Weight describes the typographic weight (stroke thickness) of a typeface, ranging from Thin to Extra Black, and defaulting to Regular. We recommend to set this parameter to a value which truly reflects the typographic weight of each font. Alternatively, if a family consists of a single font, you may set the Weight parameter to Regular, and if a family consists of just two weights, you may set the Weight parameter to Regular for the lighter weight, and to Bold for the bolder weight. This parameter is additionally expressed using a number — from 100 for Thin to 950 for Extra Black.
Width describes the typographic width of a typeface, ranging from Ultra Condensed to Ultra Expanded, and defaulting to Normal for most fonts. You should set this parameter to a value which truly reflects the typographic width of the typeface.
Slope describes whether the font acts as an upright or italic font. Most fonts (including true upright fonts and also script fonts which are cursive) should have a Plain slope. You should set the Slope to Italic only if a font should act as an italic companion to an upright font. Advanced users may set the Slope to Oblique instead of Italic.
Units Per em»
The Units Per eM (UPM) is the basis of all font dimensions. The UPM is the number of font units that defines the font height and the coordinate grid on which the glyphs are drawn. See Font Sizes and the Coordinate System for details.
For technical reasons in FontLab the UPM is limited to 10000 units, but we strongly recommend you work with one of the standard UPMs. Both in OpenType-PS and in OpenType-TT fonts the UPM may be set to any value, but the recommended values are 1000 and 2048 units.
If you need you can change the UPM value in your font.
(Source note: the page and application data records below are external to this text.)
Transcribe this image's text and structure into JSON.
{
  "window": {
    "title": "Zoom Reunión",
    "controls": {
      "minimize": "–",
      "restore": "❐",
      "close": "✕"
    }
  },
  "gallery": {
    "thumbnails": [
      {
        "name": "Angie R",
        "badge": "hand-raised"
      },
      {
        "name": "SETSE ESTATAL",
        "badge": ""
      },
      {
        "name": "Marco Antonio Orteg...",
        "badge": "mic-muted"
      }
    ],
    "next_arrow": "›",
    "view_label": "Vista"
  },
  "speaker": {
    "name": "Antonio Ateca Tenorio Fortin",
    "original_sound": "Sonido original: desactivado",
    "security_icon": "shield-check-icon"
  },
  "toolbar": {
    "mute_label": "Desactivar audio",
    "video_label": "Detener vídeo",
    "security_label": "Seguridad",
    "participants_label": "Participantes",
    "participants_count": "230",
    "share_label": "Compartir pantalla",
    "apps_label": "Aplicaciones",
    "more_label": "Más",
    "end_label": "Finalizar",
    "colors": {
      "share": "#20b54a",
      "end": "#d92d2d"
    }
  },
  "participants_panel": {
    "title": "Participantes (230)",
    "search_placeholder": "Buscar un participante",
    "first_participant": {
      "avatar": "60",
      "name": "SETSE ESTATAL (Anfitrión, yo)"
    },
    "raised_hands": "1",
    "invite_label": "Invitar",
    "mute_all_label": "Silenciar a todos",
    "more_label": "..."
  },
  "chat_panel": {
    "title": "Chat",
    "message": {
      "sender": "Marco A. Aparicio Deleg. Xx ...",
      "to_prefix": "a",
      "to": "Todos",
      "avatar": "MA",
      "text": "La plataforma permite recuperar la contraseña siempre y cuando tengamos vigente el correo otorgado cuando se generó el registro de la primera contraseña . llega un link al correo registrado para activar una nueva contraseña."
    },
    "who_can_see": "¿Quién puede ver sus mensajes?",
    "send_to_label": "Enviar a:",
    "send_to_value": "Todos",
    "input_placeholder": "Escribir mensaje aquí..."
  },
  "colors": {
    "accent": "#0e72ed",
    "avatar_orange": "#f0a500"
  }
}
In oder to do this correctly, you have to scale all the characters to fit them in the new UPM setting manually or you can switch on the Scale glyphs and metrics to the new UPM value option and all the font data will be scaled automatically:
Position of the font’s ascender line. This is the typographically correct ascender value. It is the topmost line of lowercase characters, usually, the topmost line of the ‘b’ character.
Position of the font’s descender line. Usually this is the position of the bottom line of the ‘p’ character.
Typographically correct line gap value (distance between bottom line of the upper line of text and top line of the lower line of text).
See also hhea.Ascender, hheaDescender, and hhea.LineGap values on the OtherValues page of the Font Info Dialog Box.
Height of the font’s uppercase characters. Usually the height of the ‘H’ character.
Height of the lowercase characters. Usually the height of the ‘x’ character.
Actual italic or oblique angle for the font. The italic angle is measured in the counterclockwise direction, but FontLab shows it positive here. So the default value is 12º. Use this parameter if you are creating an italic font.
The amount by which a slanted highlight on a glyph needs to be shifted to produce the best appearance. Non-slanted fonts should have a setting of zero.
Curve tension is a measure of how much a curve deviates from a straight line between two points, from zero to 100%. This parameter is used when you draw curves for your font.
Vertical and Horizontal Stems»
To define a variable here, click on the “Plus” button, name the variable and drag the selector to define the value.
To delete a variable, select it in the list and click on the “Minus” button.